**Problem statement:**
Would you filter these records and copy every line that has the word "handle"?

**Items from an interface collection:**

■ ■ ■ ■ ■

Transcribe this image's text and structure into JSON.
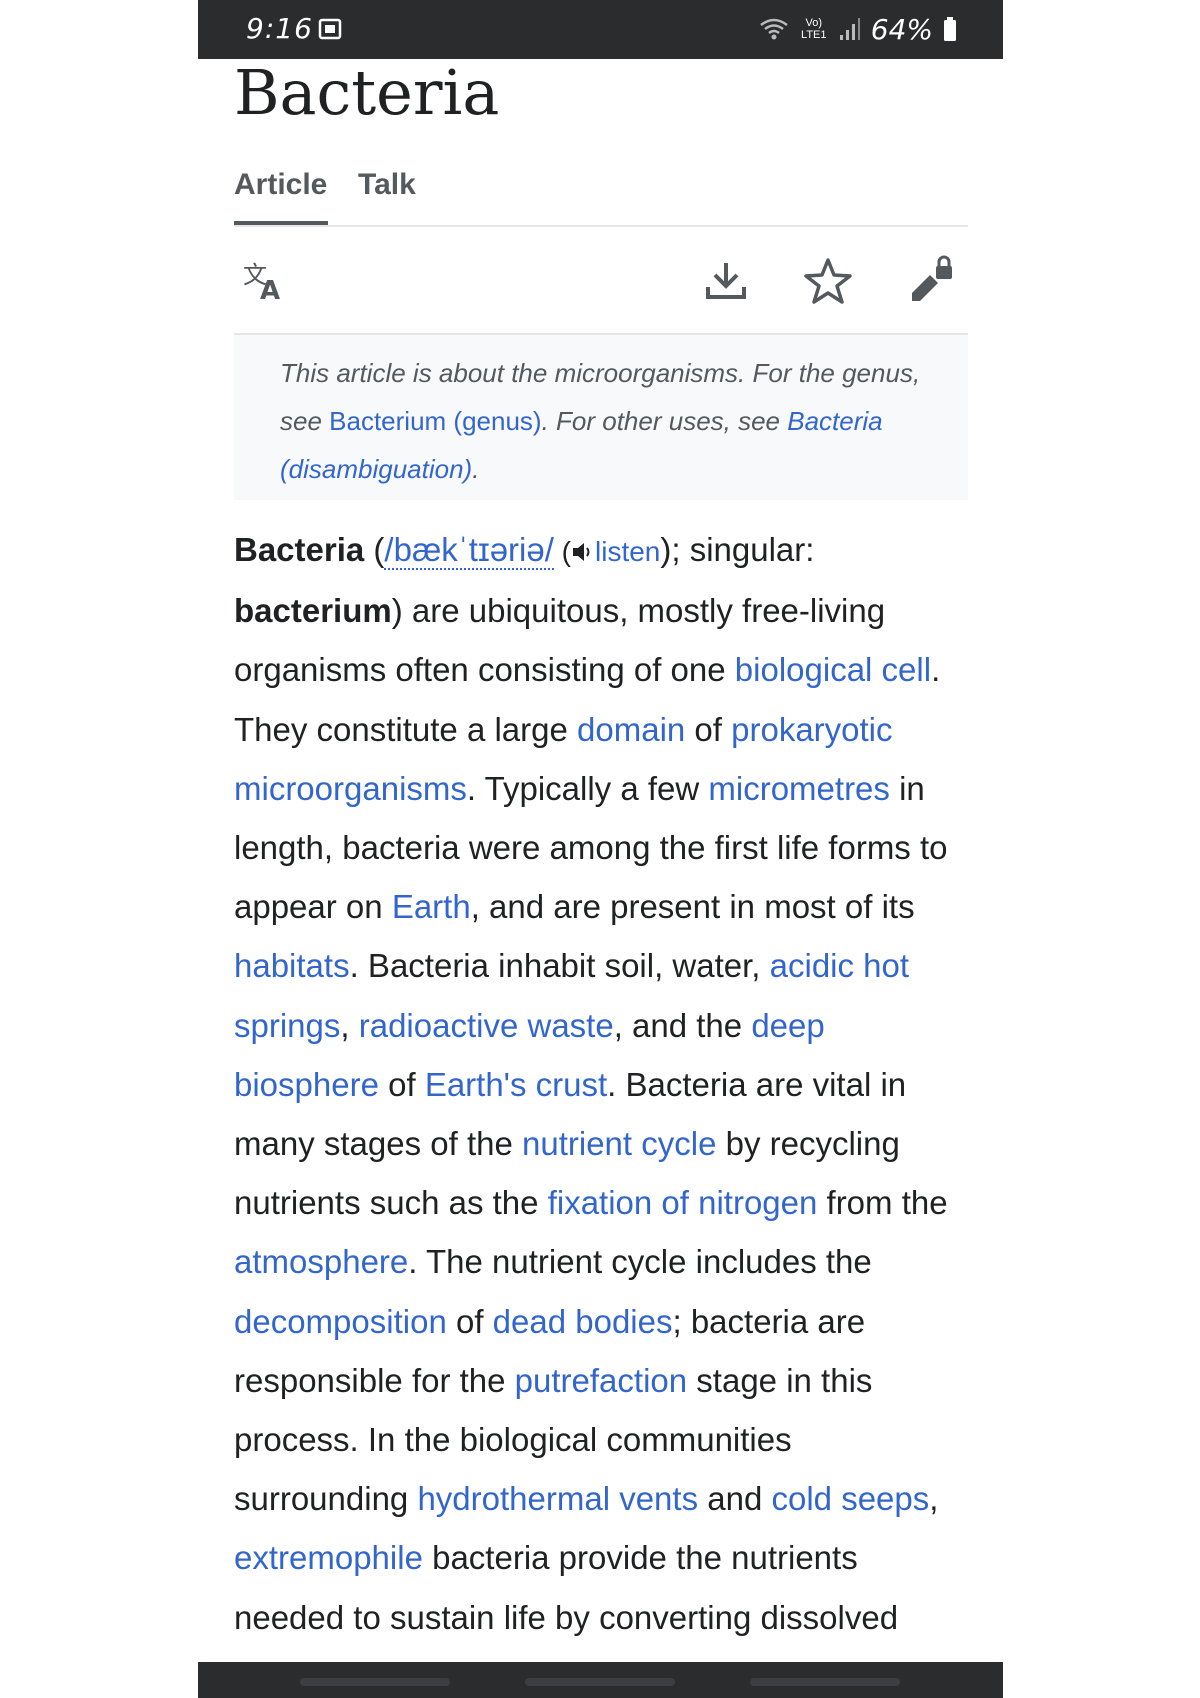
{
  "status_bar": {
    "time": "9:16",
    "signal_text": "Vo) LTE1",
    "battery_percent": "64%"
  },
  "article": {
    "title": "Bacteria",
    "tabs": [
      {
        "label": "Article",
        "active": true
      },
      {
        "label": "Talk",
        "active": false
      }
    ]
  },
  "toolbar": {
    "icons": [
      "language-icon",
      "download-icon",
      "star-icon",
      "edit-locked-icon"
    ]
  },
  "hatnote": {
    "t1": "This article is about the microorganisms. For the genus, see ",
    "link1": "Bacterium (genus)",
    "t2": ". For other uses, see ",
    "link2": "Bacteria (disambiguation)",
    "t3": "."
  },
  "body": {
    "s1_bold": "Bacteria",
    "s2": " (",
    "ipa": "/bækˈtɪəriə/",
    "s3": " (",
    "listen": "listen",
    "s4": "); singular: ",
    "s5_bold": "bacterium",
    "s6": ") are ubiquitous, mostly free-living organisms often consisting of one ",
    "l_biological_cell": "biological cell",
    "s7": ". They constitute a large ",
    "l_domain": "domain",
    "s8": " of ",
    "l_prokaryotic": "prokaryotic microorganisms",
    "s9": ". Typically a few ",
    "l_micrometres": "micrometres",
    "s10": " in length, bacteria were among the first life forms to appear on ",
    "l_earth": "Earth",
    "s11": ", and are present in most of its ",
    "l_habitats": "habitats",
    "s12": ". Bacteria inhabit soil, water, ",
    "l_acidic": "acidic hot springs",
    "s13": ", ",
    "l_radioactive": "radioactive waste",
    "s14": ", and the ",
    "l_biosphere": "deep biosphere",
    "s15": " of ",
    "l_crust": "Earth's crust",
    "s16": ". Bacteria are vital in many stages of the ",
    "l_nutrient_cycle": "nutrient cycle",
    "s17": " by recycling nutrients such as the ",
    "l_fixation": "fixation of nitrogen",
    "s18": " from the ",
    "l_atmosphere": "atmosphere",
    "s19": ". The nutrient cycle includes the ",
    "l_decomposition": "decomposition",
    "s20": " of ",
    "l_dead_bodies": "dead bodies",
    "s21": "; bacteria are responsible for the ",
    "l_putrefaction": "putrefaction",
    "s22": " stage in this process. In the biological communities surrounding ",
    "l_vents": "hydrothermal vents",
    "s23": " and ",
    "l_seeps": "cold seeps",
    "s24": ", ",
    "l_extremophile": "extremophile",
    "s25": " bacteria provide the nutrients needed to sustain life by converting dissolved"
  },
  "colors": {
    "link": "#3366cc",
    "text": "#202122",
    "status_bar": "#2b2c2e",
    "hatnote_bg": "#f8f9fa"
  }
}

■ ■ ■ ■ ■

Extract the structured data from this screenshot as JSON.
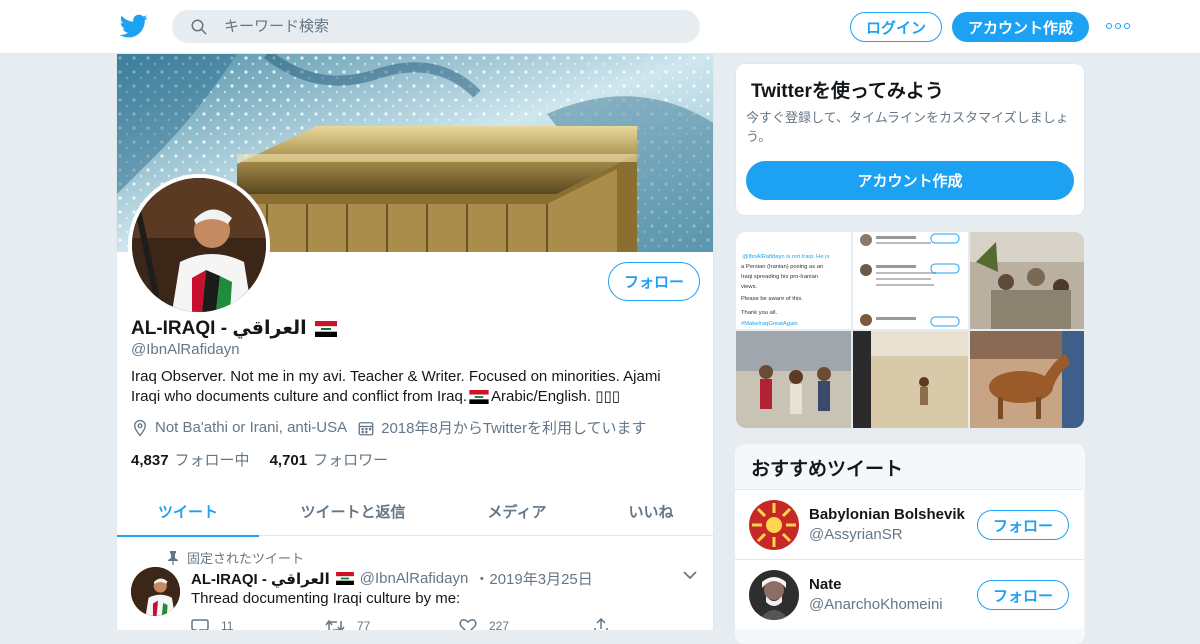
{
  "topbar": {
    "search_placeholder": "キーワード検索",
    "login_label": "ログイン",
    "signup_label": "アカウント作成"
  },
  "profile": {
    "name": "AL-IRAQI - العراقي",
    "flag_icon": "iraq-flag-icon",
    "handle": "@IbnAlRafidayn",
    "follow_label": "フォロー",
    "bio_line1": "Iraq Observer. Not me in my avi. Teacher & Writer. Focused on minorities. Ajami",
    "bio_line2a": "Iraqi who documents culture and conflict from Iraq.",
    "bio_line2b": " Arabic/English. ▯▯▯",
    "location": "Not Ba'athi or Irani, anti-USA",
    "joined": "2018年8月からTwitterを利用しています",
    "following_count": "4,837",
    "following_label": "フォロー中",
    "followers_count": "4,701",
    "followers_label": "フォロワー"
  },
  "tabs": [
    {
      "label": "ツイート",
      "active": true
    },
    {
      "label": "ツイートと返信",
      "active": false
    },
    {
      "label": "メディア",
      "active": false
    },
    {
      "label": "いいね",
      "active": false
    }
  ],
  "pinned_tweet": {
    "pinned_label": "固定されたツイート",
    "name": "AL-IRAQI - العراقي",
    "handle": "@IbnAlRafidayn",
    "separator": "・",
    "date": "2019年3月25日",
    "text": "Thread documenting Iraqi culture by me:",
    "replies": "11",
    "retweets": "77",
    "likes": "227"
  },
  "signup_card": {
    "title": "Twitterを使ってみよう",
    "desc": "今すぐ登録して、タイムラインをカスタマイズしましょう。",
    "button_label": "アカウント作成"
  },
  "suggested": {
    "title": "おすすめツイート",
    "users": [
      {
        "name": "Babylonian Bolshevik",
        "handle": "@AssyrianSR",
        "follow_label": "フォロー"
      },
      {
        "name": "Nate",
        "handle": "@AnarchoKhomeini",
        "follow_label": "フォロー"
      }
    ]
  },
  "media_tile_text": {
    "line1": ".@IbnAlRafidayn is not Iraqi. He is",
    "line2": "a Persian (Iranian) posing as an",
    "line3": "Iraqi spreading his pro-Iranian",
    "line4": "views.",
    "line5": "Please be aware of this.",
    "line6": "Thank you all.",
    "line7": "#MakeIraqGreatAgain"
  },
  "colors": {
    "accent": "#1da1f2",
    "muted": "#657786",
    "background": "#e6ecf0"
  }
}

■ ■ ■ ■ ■

**Expected answer:**
    "handle": "@IbnAlRafidayn",
    "handle": "@IbnAlRafidayn",
        "handle": "@AssyrianSR",
        "handle": "@AnarchoKhomeini",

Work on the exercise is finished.